Your instructions: Across the entries below, work out how many lines contain "text". Please give the number only.

Data for the task:
⁂

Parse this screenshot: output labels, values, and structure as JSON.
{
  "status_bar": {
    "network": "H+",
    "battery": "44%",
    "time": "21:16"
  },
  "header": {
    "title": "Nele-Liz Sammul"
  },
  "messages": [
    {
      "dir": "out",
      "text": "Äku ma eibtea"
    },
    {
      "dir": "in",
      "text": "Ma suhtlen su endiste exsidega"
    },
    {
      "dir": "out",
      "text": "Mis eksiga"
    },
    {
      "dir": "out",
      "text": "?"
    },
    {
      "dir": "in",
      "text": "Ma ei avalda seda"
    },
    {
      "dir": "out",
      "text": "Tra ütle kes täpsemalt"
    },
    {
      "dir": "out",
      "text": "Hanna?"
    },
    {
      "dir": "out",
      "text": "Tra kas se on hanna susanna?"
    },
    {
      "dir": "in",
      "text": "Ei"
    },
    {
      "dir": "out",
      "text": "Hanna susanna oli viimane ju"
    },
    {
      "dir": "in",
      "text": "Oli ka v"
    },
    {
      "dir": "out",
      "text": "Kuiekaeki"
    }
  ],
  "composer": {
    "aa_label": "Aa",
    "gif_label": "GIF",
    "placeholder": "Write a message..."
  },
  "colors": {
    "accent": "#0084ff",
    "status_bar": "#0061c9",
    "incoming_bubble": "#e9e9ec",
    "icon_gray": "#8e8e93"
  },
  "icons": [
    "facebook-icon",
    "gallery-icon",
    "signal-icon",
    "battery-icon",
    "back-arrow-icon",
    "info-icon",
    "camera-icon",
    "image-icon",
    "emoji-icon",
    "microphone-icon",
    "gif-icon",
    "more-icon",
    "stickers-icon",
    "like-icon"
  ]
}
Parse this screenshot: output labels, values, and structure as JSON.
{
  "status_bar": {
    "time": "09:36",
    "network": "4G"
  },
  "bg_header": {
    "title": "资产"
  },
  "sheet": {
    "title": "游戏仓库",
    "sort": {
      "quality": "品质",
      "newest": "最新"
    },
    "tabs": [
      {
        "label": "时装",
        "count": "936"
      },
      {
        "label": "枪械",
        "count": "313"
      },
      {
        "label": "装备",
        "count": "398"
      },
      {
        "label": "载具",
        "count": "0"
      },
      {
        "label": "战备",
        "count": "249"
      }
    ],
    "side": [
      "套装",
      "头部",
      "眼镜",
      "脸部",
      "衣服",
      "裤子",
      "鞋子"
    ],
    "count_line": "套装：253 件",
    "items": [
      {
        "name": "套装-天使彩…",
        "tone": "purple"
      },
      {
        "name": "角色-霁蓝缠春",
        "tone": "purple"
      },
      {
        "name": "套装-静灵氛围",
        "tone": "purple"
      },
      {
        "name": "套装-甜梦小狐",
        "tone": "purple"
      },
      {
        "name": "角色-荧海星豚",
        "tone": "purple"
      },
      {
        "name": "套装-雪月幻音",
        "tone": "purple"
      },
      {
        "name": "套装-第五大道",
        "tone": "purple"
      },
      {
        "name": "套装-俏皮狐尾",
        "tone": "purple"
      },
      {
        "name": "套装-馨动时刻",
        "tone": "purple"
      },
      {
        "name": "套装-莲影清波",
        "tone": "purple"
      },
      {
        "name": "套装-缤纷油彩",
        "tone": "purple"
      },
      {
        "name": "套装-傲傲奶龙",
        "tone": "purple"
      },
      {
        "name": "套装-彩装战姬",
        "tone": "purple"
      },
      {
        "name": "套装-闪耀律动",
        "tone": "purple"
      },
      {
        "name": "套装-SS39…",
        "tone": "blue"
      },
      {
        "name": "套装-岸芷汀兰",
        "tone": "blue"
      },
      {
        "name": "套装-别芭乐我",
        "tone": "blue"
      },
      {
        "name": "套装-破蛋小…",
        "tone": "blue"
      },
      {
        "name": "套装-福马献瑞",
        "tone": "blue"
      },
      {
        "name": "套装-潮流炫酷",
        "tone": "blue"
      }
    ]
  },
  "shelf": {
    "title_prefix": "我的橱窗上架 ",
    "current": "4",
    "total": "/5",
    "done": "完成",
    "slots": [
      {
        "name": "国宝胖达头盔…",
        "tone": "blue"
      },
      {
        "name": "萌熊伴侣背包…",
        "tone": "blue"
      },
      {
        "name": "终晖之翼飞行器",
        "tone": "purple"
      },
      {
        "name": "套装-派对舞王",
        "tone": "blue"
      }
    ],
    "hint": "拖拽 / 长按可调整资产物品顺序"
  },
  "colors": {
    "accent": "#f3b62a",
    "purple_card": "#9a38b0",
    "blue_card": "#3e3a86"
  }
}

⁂

Solution to this exercise: 12